> _ASSIGNMENT_: From the entries below, copy every line that has the word "datum".

____________________

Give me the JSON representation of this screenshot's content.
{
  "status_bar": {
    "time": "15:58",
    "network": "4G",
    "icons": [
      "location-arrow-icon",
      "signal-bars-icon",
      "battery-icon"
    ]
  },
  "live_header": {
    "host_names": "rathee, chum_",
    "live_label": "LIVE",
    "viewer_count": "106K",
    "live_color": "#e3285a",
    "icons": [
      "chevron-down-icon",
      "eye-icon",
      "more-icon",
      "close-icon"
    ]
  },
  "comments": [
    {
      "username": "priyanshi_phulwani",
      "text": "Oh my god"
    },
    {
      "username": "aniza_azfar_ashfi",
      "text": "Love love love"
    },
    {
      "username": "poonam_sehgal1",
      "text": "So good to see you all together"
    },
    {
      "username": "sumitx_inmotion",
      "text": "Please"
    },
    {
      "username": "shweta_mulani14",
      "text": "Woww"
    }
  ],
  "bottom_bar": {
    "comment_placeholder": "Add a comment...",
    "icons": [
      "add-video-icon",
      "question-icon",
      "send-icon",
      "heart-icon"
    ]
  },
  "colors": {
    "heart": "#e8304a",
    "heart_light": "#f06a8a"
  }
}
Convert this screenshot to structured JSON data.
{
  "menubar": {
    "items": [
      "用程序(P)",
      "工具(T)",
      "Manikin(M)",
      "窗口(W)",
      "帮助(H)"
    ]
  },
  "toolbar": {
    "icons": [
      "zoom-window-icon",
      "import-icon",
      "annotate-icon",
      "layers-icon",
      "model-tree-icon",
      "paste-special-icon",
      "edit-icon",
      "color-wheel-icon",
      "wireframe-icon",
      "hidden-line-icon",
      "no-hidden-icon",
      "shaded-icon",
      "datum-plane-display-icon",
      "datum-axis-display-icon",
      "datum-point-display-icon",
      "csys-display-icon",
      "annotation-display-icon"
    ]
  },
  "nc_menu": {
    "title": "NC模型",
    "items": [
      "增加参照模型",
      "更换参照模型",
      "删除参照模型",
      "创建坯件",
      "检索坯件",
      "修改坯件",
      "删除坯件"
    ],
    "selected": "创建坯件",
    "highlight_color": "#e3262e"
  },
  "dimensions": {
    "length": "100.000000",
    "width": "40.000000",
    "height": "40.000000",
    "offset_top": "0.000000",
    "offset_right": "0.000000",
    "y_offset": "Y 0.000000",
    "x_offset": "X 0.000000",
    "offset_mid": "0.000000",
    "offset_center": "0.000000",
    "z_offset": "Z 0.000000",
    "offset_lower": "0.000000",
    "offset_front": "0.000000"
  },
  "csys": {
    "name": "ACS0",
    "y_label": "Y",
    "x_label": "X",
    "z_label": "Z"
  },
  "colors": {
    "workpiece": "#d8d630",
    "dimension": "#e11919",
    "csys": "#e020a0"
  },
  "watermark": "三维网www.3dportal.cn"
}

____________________

> _RESULT BELOW_:
      "datum-plane-display-icon",
      "datum-axis-display-icon",
      "datum-point-display-icon",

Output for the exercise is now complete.